I advised on a case once where an ISP mistakenly identified a subscriber as a spammer, and cut off the subscriber's access. The ISP also then intercepted all mail to the then-terminated-subscriber, all of which was related to the subscriber's business, and destroyed it, causing loss to the subscriber. I'll contact the attorney who handled the case, as it seems that the "rebuttal" to my comment that what was being proposed as a "private law" regime with no rights to the users (customers of BPX), is that what happened to his client is offered as a good general outcome, and I don't think it was.
I know I'm not the only one with an interest in the registrants, or the users of the public DNS, and I know I'm not the only one with an interest in the linguistic and cultural, or municipal, or regional, or "community identified" applicants and their users' interests, which includes their access to registrars. Other expressions of concerns, for or against, the "single registrant" thing, or cross-ownership of registries and registrars, whether established or new, by registrants -- and I don't mean just the BPXes but the users of their namespaces which they propose to promote to the IANA root, should be on the record as well. I'm sure we can find a better answer for the "single registrant" and its uses and users, we simply have to look past the "registry==registrar==registrant" pseudo-closed universe of interest.
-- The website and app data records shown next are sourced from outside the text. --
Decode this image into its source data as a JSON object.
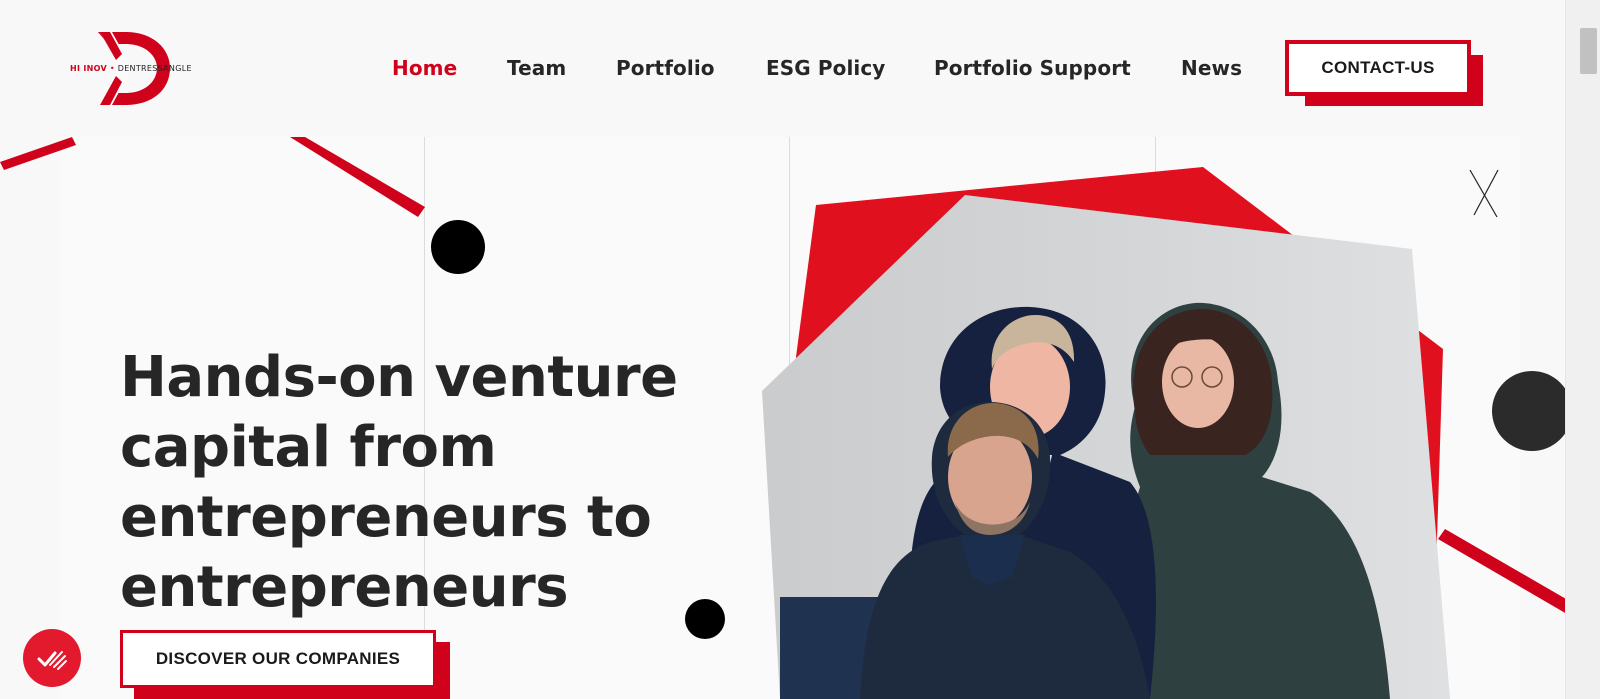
{
  "brand": {
    "logo_left": "HI INOV",
    "logo_separator": "•",
    "logo_right": "DENTRESSANGLE",
    "accent_color": "#d0021b",
    "text_color": "#262626"
  },
  "nav": {
    "items": [
      {
        "label": "Home",
        "active": true
      },
      {
        "label": "Team",
        "active": false
      },
      {
        "label": "Portfolio",
        "active": false
      },
      {
        "label": "ESG Policy",
        "active": false
      },
      {
        "label": "Portfolio Support",
        "active": false
      },
      {
        "label": "News",
        "active": false
      }
    ],
    "contact_label": "CONTACT-US"
  },
  "hero": {
    "headline_lines": [
      "Hands-on venture",
      "capital from",
      "entrepreneurs to",
      "entrepreneurs"
    ],
    "cta_label": "DISCOVER OUR COMPANIES"
  },
  "icons": {
    "close": "close-icon",
    "chat": "chat-check-icon",
    "photo": "team-photo"
  }
}
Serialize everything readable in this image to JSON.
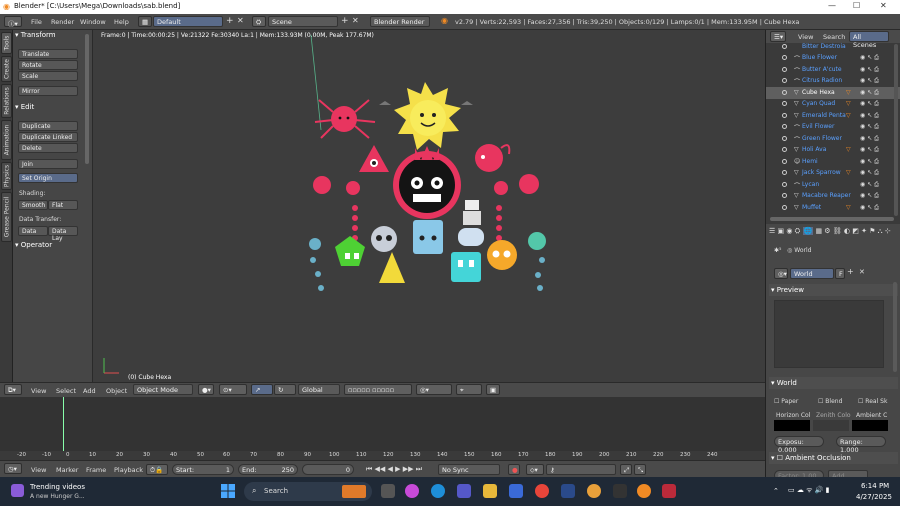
{
  "window": {
    "title": "Blender* [C:\\Users\\Mega\\Downloads\\sab.blend]"
  },
  "info_header": {
    "menus": [
      "File",
      "Render",
      "Window",
      "Help"
    ],
    "layout": "Default",
    "scene": "Scene",
    "engine": "Blender Render",
    "stats": "v2.79 | Verts:22,593 | Faces:27,356 | Tris:39,250 | Objects:0/129 | Lamps:0/1 | Mem:133.95M | Cube Hexa"
  },
  "tool_tabs": [
    "Tools",
    "Create",
    "Relations",
    "Animation",
    "Physics",
    "Grease Pencil"
  ],
  "tool_shelf": {
    "transform": {
      "header": "Transform",
      "buttons": [
        "Translate",
        "Rotate",
        "Scale",
        "Mirror"
      ]
    },
    "edit": {
      "header": "Edit",
      "buttons": [
        "Duplicate",
        "Duplicate Linked",
        "Delete",
        "Join",
        "Set Origin"
      ],
      "shading_label": "Shading:",
      "smooth": "Smooth",
      "flat": "Flat",
      "data_transfer_label": "Data Transfer:",
      "data": "Data",
      "data_lay": "Data Lay"
    },
    "operator": {
      "header": "Operator"
    }
  },
  "viewport": {
    "info": "Frame:0 | Time:00:00:25 | Ve:21322 Fe:30340 La:1 | Mem:133.93M (0.00M, Peak 177.67M)",
    "selected": "(0) Cube Hexa"
  },
  "view3d_header": {
    "menus": [
      "View",
      "Select",
      "Add",
      "Object"
    ],
    "mode": "Object Mode",
    "orientation": "Global"
  },
  "timeline": {
    "ticks": [
      "-20",
      "-10",
      "0",
      "10",
      "20",
      "30",
      "40",
      "50",
      "60",
      "70",
      "80",
      "90",
      "100",
      "110",
      "120",
      "130",
      "140",
      "150",
      "160",
      "170",
      "180",
      "190",
      "200",
      "210",
      "220",
      "230",
      "240"
    ],
    "menus": [
      "View",
      "Marker",
      "Frame",
      "Playback"
    ],
    "start_label": "Start:",
    "start": "1",
    "end_label": "End:",
    "end": "250",
    "current": "0",
    "sync": "No Sync"
  },
  "outliner": {
    "menus": [
      "View",
      "Search"
    ],
    "scope": "All Scenes",
    "items": [
      "Bitter Destroia",
      "Blue Flower",
      "Butter A'cute",
      "Citrus Radion",
      "Cube Hexa",
      "Cyan Quad",
      "Emerald Penta",
      "Evil Flower",
      "Green Flower",
      "Holi Ava",
      "Hemi",
      "Jack Sparrow",
      "Lycan",
      "Macabre Reaper",
      "Muffet"
    ]
  },
  "properties": {
    "world_label": "World",
    "world_name": "World",
    "world_f": "F",
    "preview": "Preview",
    "world_panel": "World",
    "paper": "Paper",
    "blend": "Blend",
    "real_sky": "Real Sk",
    "horizon": "Horizon Col",
    "zenith": "Zenith Colo",
    "ambient": "Ambient C",
    "exposure": "Exposu: 0.000",
    "range": "Range: 1.000",
    "ambient_occlusion": "Ambient Occlusion",
    "factor": "Factor: 1.00",
    "add": "Add"
  },
  "taskbar": {
    "news_title": "Trending videos",
    "news_sub": "A new Hunger G...",
    "search": "Search",
    "time": "6:14 PM",
    "date": "4/27/2025"
  },
  "colors": {
    "accent_blue": "#5aa0ff",
    "blender_orange": "#f08a24",
    "selected_row": "#5f7fbf",
    "world_black": "#000000"
  }
}
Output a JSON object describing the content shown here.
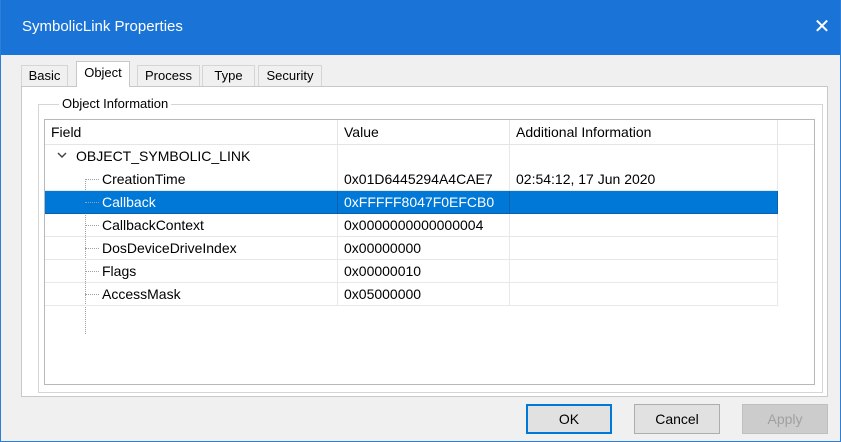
{
  "window": {
    "title": "SymbolicLink Properties",
    "close_glyph": "✕"
  },
  "tabs": [
    {
      "label": "Basic",
      "active": false
    },
    {
      "label": "Object",
      "active": true
    },
    {
      "label": "Process",
      "active": false
    },
    {
      "label": "Type",
      "active": false
    },
    {
      "label": "Security",
      "active": false
    }
  ],
  "group": {
    "label": "Object Information"
  },
  "list": {
    "columns": [
      "Field",
      "Value",
      "Additional Information"
    ],
    "root": {
      "label": "OBJECT_SYMBOLIC_LINK",
      "expanded": true
    },
    "rows": [
      {
        "field": "CreationTime",
        "value": "0x01D6445294A4CAE7",
        "info": "02:54:12, 17 Jun 2020",
        "selected": false
      },
      {
        "field": "Callback",
        "value": "0xFFFFF8047F0EFCB0",
        "info": "",
        "selected": true
      },
      {
        "field": "CallbackContext",
        "value": "0x0000000000000004",
        "info": "",
        "selected": false
      },
      {
        "field": "DosDeviceDriveIndex",
        "value": "0x00000000",
        "info": "",
        "selected": false
      },
      {
        "field": "Flags",
        "value": "0x00000010",
        "info": "",
        "selected": false
      },
      {
        "field": "AccessMask",
        "value": "0x05000000",
        "info": "",
        "selected": false
      }
    ]
  },
  "buttons": {
    "ok": "OK",
    "cancel": "Cancel",
    "apply": "Apply"
  },
  "colors": {
    "titlebar": "#1a73d6",
    "selection": "#0078d7"
  }
}
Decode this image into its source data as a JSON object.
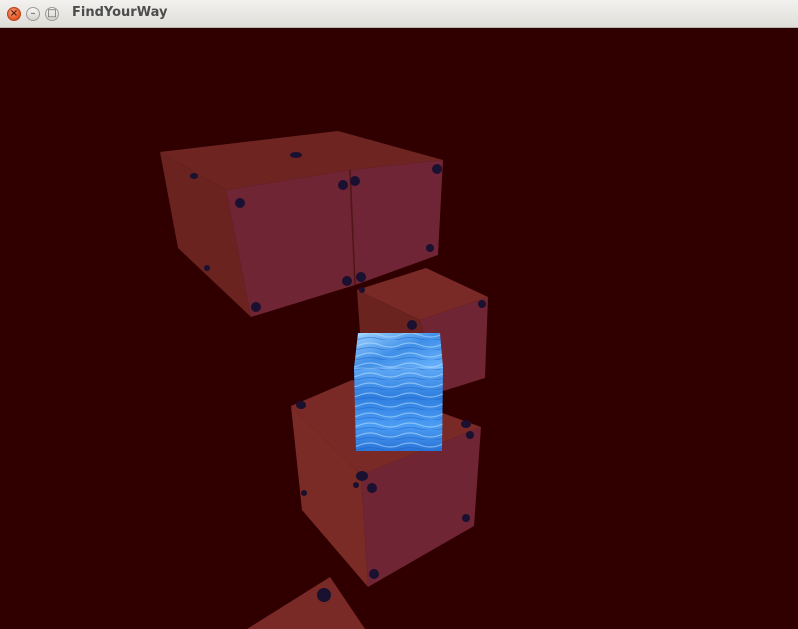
{
  "window": {
    "title": "FindYourWay",
    "close_glyph": "×",
    "minimize_glyph": "–",
    "maximize_glyph": "□"
  },
  "scene": {
    "background_color": "#300000",
    "block_color": "#7a2a26",
    "player_texture": "water",
    "block_count": 5
  }
}
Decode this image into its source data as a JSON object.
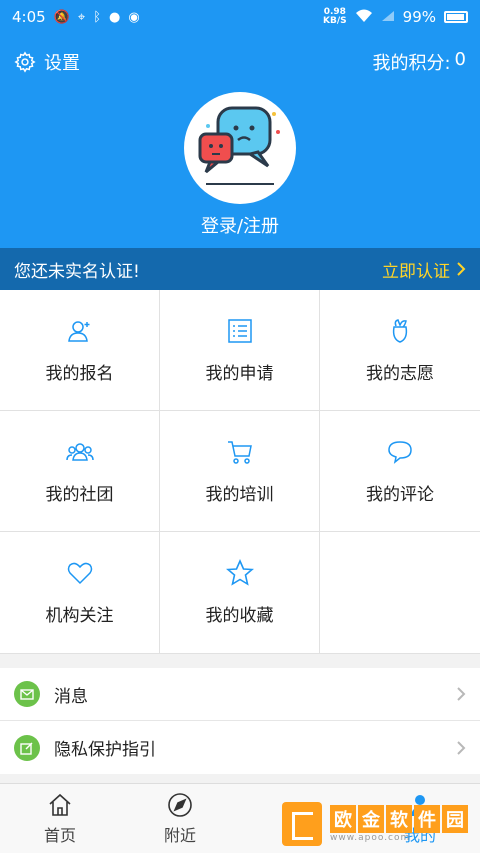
{
  "status": {
    "time": "4:05",
    "speed_value": "0.98",
    "speed_unit": "KB/S",
    "battery": "99%"
  },
  "header": {
    "settings_label": "设置",
    "points_label": "我的积分:",
    "points_value": "0",
    "login_label": "登录/注册"
  },
  "verify": {
    "message": "您还未实名认证!",
    "action": "立即认证"
  },
  "grid": {
    "items": [
      {
        "label": "我的报名",
        "icon": "user-plus-icon"
      },
      {
        "label": "我的申请",
        "icon": "list-icon"
      },
      {
        "label": "我的志愿",
        "icon": "flower-icon"
      },
      {
        "label": "我的社团",
        "icon": "group-icon"
      },
      {
        "label": "我的培训",
        "icon": "cart-icon"
      },
      {
        "label": "我的评论",
        "icon": "comment-icon"
      },
      {
        "label": "机构关注",
        "icon": "heart-icon"
      },
      {
        "label": "我的收藏",
        "icon": "star-icon"
      }
    ]
  },
  "list": {
    "items": [
      {
        "label": "消息",
        "icon": "mail-icon"
      },
      {
        "label": "隐私保护指引",
        "icon": "edit-icon"
      }
    ]
  },
  "tabbar": {
    "tabs": [
      {
        "label": "首页",
        "icon": "home-icon"
      },
      {
        "label": "附近",
        "icon": "navigate-icon"
      },
      {
        "label": "",
        "icon": "document-icon"
      },
      {
        "label": "我的",
        "icon": "person-icon"
      }
    ]
  },
  "watermark": {
    "title": [
      "欧",
      "金",
      "软",
      "件",
      "园"
    ],
    "url": "www.apoo.com"
  },
  "colors": {
    "primary": "#1e97f3",
    "verify_bg": "#1469ad",
    "verify_accent": "#ffd428",
    "list_icon": "#6cc24a"
  }
}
End Part 2.I don't have JJ's addess at hand or I'd cc him, and I've cc'd the crai-report@ list so (a) others would have some insight into what the call-in and face-to-face participants did for two hours, and (b) so that this communication between CORE and ICANN wouldn't be private, though I'm happy to communicate privately on issues of editorial significance only, or areas where public comment has, or will, revisit the issues openly.
Eric Brunner-Williams CTO, CORE